● TASK STATEMENT
If a line in the data holds "connect", copy that line out in full.

App and web page records:
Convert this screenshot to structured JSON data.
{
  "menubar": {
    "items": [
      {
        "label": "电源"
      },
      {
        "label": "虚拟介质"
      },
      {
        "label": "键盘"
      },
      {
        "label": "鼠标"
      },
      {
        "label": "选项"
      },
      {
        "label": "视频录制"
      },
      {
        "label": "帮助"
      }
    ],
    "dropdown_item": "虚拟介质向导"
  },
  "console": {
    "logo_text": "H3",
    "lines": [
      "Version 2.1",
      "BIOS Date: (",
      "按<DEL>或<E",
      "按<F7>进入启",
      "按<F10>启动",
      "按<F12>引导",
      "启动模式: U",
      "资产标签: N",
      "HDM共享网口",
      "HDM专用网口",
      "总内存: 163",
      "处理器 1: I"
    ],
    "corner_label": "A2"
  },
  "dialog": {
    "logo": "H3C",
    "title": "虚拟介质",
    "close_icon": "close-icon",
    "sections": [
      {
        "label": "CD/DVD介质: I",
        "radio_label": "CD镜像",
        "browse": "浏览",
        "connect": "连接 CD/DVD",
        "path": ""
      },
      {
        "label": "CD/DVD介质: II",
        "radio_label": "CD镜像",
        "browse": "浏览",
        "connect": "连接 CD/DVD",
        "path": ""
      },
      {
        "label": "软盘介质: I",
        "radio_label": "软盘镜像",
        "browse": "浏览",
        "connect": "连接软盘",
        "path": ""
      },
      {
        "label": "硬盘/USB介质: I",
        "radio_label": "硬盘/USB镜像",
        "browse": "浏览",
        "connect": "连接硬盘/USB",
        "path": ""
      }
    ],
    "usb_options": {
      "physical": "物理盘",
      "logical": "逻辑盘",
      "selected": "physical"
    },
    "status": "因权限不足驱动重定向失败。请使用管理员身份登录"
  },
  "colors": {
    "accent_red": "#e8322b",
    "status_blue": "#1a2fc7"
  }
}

● YOUR RESPONSE
        "connect": "连接 CD/DVD",
        "connect": "连接 CD/DVD",
        "connect": "连接软盘",
        "connect": "连接硬盘/USB",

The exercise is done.